Overall, 48% of Hispanic eligible voters turned out to vote in 2012, down from 49.9% in 2008. By comparison, the 2012 voter turnout rate among black non-Hispanics was 66.6% and among white non-Hispanics was 64.1%, both significantly higher than the turnout rate among Hispanics.
Rapid growth of the nation’s Latino population has fueled quick growth in the number of Latinos eligible to vote (U.S. citizen adults). Between 2008 and 2012, the number of Latino eligible voters grew from 19.5 million to 23.3 million—- an increase of 19%. By contrast, the number of Latino voters increased by 15% over 2008. With the number of Latino voters growing more slowly than the number of Latino eligible voters, the Latino voter turnout rate declined between 2008 and 2012, despite a record turnout.
The Pew Research analysis also finds that the Hispanic voter turnout rate declined for nearly all major Hispanic demographic subgroups with the exception of three in 2012. The voter turnout rate of naturalized Hispanic immigrants who arrived in the 1990s increased from 41.2% in 2008 to 47.2% in 2012. Among Hispanics ages 65 and older, the voter turnout rate increased from 56% in 2008 to 59.9% in 2012. And among Hispanic origin groups, the voter turnout rate of Puerto Ricans increased from 49.7% in 2008 to 52.8% in 2012.
Voter turnout rates differed widely among Latino demographic subgroups in 2012. The highest voter turnout rates were among those with a college degree (70.8%) and among Cuban-origin Latinos (67.2%). Meanwhile, the lowest were among those ages 18 to 29 (36.9%) and those with less than a high school diploma (35.5%).
This report explores electoral participation among Latinos in the 2012 and 2008 presidential elections. It also provides a demographic portrait of Latino voters and Latino nonvoters.
The report, “Inside the 2012 Latino Electorate,” authored by Mark Hugo Lopez, associate director, and Ana Gonzalez-Barrera, research associate, is available at the Pew Hispanic Center’s website, www.pewhispanic.org.
Pew Research Center is a nonpartisan source of data and analysis.
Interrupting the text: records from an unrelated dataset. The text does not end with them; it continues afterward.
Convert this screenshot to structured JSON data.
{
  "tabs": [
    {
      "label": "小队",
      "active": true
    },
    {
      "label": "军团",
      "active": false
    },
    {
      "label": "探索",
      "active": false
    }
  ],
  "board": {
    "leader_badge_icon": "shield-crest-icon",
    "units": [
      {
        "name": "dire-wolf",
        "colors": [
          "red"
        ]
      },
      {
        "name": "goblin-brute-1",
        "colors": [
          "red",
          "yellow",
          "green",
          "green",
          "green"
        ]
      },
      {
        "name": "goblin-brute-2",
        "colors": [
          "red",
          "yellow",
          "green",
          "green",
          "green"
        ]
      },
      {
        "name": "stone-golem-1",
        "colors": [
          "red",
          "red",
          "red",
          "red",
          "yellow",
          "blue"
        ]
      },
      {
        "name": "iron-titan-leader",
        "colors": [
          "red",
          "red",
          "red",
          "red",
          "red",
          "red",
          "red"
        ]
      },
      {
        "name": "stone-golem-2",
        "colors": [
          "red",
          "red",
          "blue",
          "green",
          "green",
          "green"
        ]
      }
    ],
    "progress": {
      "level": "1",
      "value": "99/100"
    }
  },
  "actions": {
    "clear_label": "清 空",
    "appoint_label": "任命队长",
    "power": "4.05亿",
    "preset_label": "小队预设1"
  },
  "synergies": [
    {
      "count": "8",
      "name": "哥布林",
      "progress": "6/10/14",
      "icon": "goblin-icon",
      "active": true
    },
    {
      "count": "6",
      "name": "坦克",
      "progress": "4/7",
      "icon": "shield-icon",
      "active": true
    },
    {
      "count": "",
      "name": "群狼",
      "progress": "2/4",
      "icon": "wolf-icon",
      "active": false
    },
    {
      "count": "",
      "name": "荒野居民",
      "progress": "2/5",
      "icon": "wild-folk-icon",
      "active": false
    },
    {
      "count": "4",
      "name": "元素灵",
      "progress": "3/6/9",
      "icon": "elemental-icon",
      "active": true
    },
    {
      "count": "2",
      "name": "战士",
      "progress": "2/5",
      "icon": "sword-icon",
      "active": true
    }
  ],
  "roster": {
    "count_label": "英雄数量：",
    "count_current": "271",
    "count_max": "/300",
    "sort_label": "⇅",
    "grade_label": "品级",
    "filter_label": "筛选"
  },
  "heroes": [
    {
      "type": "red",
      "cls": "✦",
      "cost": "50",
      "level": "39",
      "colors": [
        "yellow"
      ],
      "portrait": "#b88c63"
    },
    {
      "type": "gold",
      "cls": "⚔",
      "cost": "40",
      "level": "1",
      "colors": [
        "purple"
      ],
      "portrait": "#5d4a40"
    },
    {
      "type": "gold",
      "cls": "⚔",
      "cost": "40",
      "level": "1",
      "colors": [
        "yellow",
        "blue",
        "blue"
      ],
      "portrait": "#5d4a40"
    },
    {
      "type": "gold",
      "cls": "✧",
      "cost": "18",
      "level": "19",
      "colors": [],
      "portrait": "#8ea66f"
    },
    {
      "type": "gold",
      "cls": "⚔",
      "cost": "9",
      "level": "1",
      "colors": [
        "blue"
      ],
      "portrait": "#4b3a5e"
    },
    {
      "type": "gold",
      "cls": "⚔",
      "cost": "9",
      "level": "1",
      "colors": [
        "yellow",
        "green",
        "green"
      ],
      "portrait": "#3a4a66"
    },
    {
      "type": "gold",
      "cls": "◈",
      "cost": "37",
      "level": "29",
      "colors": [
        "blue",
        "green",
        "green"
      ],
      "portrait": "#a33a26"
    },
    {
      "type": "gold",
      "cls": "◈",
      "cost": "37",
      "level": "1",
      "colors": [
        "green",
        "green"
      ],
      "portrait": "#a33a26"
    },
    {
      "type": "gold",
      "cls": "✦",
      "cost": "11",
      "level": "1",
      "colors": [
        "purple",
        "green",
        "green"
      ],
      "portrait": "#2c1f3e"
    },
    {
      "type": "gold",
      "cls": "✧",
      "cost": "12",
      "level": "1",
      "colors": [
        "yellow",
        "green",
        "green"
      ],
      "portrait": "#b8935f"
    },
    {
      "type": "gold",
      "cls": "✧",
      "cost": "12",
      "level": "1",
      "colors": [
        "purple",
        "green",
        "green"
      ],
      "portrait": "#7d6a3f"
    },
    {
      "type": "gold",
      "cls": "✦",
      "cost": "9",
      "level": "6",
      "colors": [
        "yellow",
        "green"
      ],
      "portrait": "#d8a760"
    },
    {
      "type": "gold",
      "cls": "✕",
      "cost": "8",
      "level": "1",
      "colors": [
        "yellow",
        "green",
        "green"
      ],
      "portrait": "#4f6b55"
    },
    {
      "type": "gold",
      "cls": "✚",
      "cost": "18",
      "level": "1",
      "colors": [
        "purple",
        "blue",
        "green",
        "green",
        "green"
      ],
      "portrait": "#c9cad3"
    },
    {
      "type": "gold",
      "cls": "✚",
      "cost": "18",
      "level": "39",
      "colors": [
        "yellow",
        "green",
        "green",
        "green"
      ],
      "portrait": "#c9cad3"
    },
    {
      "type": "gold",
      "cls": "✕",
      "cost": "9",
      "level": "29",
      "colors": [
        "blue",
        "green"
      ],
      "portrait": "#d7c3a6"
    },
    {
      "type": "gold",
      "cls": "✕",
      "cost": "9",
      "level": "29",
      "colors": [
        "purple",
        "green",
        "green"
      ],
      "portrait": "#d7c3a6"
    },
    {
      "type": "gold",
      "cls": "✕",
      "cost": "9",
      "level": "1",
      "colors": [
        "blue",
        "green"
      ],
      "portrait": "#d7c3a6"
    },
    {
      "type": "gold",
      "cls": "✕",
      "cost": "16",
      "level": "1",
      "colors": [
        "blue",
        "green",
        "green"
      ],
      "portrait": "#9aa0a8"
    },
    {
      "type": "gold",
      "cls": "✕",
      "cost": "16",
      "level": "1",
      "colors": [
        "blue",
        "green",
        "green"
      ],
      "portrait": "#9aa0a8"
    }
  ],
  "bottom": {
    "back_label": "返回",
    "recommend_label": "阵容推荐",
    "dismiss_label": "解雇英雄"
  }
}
It does not take advocacy positions. Its Hispanic Center, founded in 2001, seeks to improve understanding of the U.S. Hispanic population and to chronicle Latinos’ growing impact on the nation.